Guest presenter, Kate Summers, spoke at UoM Climate and Energy College on 15th August 2018, with the presentation recorded. Kate shares this today with WattClarity readers.Read More
One of the most disruptive impacts on Australia’s electricity system over the past decade or so has been the rapid uptake of air conditioners – a consumer driven response to the introduction of inexpensive products from China.
It’s 18 months since the completion of the Smart Grid Smart City project – here’s some thoughts from one of the people who was very much involved in the project (a new guest author for us at WattClarity).
Some ideas that I have been puzzling over – about the overlaps and contradictions between 3 rule changes under consideration at the AEMC currently
1) The Demand Response Mechanism (better known as the Negawatt buyback mechanism)
2) The Bidding in Good Faith deliberation
3) The Requirement for Price-Responsive (large) Demand to bid into central dispatch
Some thoughts by a new guest author about different tariff options for delivering demand management for residential electricity customers – and the relative benefits of each for the network.

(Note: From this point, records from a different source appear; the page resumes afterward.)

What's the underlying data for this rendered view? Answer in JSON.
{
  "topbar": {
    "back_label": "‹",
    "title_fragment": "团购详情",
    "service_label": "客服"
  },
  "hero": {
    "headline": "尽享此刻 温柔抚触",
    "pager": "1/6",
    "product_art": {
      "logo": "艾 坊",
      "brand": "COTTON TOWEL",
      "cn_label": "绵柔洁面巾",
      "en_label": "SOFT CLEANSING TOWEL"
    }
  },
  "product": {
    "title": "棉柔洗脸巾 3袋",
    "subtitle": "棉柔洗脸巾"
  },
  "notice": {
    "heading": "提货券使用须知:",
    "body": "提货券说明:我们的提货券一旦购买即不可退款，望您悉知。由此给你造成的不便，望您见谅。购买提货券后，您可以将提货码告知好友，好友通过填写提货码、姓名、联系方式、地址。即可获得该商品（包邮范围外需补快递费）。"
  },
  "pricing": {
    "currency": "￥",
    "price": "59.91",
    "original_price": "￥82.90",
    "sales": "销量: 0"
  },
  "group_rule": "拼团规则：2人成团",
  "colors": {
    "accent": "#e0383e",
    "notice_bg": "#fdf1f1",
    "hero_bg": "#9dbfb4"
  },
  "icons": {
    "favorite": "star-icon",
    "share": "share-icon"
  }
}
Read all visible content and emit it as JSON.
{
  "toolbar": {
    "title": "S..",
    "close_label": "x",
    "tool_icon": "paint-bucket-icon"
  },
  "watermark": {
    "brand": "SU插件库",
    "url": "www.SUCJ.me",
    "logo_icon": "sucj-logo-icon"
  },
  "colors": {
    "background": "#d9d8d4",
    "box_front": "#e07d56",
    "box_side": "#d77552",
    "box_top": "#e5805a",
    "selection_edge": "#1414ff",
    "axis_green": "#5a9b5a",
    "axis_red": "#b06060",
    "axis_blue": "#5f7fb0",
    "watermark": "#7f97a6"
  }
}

Some thoughts from another guest author, Greg Denton, about the current rule change proposal “Bidding in Good Faith” being assessed by the AEMC.
Following an invitation to speak at a QUT Energy Forum last week, here are some thoughts about some business niches for aggregators.
A synopsis of one of the challenges facing the electricity sector – and a suggested solution
Some thoughts about Capacity Payments – given the article in the AFR yesterday
Returning to the theme of inconsistencies where we allow for “socialising costs whilst privatising profits” here are some thoughts about the retail space.
In parallel with the RET Review process, claims and counter claims are mounting about challenges to security of supply, moving forwards. Here are some initial thoughts…
Some initial thoughts about some of the areas (in the wholesale market) where there’s been finger-pointing in different directions about “socialising costs whilst privatising profits”
Some worked examples of how several forms of Demand Response (including the proposed new Demand Response Mechanism) might impact wholesale prices, and participant positions.
Some thoughts about the structure of FERC Order 745, and the arguments for & against setting it aside the in the US Court of Appeals – and the relevance for the Australian National Electricity Market
Reflection on whether the core challenges for market operators (and other core stakeholders) have varied at all from the listing of issues compiled for the Association of Power Exchanges back in 1997.